It was almost Groundhog Day on the Tour de Suisse on Friday, as for the second time in 72 hours, Marcus Burghardt (BMC) claimed a lone stage win after taking part in a day-long breakaway.
Even the terrain and the weather were similar on the transition stage: very hilly, narrow roads and freezing rain and even some sleet for most of the day. By the finish, though, it was much sunnier than when Burghardt claimed his first win of the race, with the BMC rider waving a German flag he had grabbed from a spectator and giving several victory salutes as he crossed the line.
It’s very much to Burghardt’s credit that he had made a very tough ride, attacking alone 60 kilometres from the finish from a break of 16, look easy. When you bear in mind he’d been in an another move two days before, to hit the bullseye twice in such a short space of time was a remarkable performance, particularly given his previous victory dated from two years earlier in the Tour de France.
Unfortunately, Burghardt’s strength also led to an uneventful stalemate behind. The 15 riders left in the break failed to organise themselves well before Burghardt had over a minute’s advantage.

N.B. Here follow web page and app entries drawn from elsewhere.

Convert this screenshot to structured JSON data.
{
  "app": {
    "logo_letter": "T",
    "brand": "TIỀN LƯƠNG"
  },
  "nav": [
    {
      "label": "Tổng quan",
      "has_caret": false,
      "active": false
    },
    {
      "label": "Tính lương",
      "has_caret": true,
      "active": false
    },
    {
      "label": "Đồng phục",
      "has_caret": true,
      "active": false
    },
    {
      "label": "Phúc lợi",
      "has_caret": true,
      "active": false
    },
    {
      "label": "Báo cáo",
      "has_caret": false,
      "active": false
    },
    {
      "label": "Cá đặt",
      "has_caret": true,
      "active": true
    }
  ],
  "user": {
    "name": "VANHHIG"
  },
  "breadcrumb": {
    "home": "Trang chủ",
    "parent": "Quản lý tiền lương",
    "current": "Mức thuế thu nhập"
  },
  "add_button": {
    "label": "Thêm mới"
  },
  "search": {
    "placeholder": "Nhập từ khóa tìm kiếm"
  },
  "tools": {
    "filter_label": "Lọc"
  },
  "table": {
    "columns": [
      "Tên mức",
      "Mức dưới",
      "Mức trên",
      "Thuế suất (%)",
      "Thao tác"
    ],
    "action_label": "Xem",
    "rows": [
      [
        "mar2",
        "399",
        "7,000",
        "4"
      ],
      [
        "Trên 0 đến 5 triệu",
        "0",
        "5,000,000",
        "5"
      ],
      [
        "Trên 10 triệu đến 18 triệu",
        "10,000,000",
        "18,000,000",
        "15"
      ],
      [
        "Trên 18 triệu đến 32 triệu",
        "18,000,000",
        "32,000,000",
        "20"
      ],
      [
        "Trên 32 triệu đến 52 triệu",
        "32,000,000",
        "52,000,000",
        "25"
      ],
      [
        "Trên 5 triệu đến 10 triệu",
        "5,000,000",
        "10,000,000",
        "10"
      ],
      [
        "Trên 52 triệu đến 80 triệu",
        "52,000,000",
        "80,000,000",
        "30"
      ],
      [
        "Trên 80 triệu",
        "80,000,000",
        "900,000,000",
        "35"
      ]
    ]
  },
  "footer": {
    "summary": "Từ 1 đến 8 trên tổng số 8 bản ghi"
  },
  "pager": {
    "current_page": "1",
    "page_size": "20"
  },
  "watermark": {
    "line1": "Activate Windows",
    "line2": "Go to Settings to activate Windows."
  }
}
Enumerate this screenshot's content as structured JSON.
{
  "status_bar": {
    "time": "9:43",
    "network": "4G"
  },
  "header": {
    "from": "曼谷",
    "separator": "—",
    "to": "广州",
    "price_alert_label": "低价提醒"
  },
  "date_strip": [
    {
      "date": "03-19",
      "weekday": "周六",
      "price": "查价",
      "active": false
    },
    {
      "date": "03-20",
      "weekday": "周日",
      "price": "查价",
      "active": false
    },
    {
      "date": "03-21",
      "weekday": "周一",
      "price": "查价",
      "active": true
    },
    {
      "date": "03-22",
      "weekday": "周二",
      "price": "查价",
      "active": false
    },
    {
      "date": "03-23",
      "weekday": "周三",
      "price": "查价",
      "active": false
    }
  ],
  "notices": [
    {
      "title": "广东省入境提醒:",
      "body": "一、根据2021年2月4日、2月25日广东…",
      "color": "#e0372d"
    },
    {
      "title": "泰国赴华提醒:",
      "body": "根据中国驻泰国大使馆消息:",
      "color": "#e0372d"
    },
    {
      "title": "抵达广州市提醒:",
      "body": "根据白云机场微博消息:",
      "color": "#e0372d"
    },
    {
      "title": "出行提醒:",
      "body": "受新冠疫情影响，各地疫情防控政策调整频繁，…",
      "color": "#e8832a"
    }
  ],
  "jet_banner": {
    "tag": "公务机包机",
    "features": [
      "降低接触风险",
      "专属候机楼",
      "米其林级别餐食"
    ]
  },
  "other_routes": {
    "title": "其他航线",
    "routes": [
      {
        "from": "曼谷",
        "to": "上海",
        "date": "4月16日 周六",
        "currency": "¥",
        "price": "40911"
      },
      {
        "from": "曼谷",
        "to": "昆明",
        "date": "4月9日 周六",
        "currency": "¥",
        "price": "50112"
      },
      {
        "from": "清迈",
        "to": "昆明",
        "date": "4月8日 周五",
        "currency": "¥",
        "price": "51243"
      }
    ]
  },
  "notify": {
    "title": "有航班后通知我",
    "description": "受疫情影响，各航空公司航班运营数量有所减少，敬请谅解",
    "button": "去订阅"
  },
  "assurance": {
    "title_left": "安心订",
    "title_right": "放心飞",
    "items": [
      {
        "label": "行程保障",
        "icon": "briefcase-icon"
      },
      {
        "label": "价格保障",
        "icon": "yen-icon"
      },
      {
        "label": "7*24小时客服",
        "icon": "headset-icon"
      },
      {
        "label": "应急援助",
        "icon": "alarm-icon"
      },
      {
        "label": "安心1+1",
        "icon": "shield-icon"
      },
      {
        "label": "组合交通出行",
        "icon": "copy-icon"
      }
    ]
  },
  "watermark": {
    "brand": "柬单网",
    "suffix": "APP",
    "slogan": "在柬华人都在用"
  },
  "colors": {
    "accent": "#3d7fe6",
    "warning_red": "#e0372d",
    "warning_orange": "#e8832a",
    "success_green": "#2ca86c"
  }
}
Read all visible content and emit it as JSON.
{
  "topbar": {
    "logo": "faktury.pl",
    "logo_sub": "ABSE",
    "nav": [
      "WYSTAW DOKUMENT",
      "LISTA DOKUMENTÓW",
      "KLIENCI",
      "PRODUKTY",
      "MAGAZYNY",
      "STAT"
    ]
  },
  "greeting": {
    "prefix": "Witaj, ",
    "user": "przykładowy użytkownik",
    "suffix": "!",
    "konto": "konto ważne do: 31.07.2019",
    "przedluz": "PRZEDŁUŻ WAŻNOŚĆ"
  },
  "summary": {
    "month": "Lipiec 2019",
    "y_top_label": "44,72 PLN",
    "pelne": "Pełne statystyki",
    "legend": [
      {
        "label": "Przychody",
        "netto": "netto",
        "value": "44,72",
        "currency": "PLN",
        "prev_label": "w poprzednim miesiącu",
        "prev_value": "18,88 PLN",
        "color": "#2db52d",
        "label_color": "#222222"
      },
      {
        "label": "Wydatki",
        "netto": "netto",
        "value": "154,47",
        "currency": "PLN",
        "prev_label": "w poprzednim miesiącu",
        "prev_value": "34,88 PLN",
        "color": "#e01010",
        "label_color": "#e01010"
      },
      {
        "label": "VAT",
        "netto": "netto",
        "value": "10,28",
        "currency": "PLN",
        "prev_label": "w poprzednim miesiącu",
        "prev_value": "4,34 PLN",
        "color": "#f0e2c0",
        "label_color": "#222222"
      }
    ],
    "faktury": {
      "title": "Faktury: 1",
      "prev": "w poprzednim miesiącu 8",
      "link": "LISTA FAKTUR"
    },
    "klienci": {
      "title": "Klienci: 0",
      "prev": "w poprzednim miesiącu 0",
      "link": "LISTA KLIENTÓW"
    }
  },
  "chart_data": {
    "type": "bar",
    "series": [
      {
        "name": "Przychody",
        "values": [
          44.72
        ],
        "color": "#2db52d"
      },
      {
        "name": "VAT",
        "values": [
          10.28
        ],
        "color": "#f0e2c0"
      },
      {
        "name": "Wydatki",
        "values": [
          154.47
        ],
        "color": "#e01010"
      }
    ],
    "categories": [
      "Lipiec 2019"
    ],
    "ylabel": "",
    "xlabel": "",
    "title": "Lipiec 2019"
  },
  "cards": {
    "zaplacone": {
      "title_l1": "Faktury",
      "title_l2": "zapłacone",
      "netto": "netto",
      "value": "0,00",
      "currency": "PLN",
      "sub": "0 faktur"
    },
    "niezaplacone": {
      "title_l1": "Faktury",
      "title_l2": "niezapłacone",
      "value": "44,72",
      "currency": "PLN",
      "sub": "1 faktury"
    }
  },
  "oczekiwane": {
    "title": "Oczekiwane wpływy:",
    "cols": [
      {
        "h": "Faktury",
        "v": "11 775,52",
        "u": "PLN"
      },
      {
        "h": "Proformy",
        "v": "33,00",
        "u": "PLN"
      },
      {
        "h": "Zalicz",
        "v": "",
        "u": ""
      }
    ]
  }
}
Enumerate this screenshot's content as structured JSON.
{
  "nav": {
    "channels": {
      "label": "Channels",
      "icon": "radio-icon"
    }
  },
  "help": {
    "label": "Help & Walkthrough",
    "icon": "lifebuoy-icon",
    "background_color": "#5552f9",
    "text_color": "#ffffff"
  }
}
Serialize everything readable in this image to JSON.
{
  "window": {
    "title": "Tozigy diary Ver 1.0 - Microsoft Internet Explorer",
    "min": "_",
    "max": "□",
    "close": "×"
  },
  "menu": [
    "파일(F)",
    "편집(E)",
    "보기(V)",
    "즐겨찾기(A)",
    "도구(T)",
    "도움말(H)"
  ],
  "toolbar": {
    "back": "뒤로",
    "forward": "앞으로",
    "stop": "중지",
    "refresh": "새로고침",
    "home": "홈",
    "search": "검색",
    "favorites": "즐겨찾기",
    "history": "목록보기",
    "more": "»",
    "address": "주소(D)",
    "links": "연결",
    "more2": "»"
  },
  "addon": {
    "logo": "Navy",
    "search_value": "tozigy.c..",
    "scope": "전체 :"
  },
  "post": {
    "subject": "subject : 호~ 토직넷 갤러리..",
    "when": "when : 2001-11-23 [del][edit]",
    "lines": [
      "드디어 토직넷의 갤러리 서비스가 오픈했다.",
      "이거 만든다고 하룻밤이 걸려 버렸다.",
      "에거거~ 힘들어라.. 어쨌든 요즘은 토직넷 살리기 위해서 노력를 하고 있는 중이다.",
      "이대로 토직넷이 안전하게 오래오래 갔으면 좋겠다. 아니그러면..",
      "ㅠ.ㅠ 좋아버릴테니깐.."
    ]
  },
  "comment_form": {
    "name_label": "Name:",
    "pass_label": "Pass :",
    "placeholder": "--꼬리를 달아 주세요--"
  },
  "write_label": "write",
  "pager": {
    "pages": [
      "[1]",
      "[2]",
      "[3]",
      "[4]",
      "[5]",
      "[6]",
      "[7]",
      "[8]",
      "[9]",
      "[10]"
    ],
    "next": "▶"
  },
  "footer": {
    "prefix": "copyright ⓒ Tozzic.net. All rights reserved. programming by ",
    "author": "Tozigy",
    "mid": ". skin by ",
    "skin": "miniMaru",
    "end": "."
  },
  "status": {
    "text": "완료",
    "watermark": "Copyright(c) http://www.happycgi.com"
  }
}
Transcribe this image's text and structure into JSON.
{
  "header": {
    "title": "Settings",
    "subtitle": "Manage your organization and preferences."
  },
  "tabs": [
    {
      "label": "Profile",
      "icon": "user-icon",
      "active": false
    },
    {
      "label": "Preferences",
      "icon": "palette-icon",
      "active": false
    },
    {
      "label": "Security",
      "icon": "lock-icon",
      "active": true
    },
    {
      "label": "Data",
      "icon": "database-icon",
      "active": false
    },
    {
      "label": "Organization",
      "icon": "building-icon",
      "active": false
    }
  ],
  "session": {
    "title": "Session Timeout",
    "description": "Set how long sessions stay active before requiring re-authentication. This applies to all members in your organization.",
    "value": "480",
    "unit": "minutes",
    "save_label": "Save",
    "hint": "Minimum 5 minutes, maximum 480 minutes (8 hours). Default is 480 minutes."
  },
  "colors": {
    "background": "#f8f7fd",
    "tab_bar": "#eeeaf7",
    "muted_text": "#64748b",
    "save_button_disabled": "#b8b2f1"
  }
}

Although a chase group of five finally came together, Burghardt’s team-mate Mathias Frank sat on the back of it, disheartening the counter-attackers and leaving the road clear for another big win on home soil for BMC.
On the dullest day so far of the Tour de Suisse, following stage six’s high mountain drama the overall contenders tok it relatively calmly, finishing five minutes down with no major upsets.
Leading a stage race for just the second time in his career, Robert Gesink said afterwards that he had not had an easy day, but with two team-mates (Oscar Freire and Tom Leezer) in the breakaway strategically Rabobank had had few worries.
“It was freezing cold halfway through the stage, but that was the worst thing,” Gesink said, before identifying Armstrong – who stuck to Gesink’s back wheel like a limpet in the closing kilometres – as the big rival for the overall victory in Sunday’s time trial.
“But let’s get through tomorrow’s stage before we start thinking about that too much,” Gesink said. “Stage eight has 2,500 metres of climbing and it could be very tricky. I don’t want to look too far ahead.”
Tour de Suisse 2010, stage seven:
1. Marcus Burghardt (Ger) BMC Racing Team
2. Oscar Freire (Spa) Rabobank at 1-01
3. Greg Van Avermaet (Bel) Omega Pharma-Lotto
4. Manuel Quinziato (Ita) Liquigas-Doimo
5. Luis Leon Sanchez (Spa) Caisse d’Epargne at 1-08
Overall classification after stage seven
1. Robert Gesink (Ned) Rabobank in 30-15-59
2. Rigoberto Uran (Col) Caisse d’Epargne at 29sec
3. Steve Morabito (Swi) BMC Racing Team at 36sec
4. Frank Schleck (Lux) Saxo Bank at 38sec
5. Joaquin Rodriguez (Spa) Katusha at 42sec
Gert Steegmans (l) and Lance Armstrong in the rain
Race leader Robert Gesink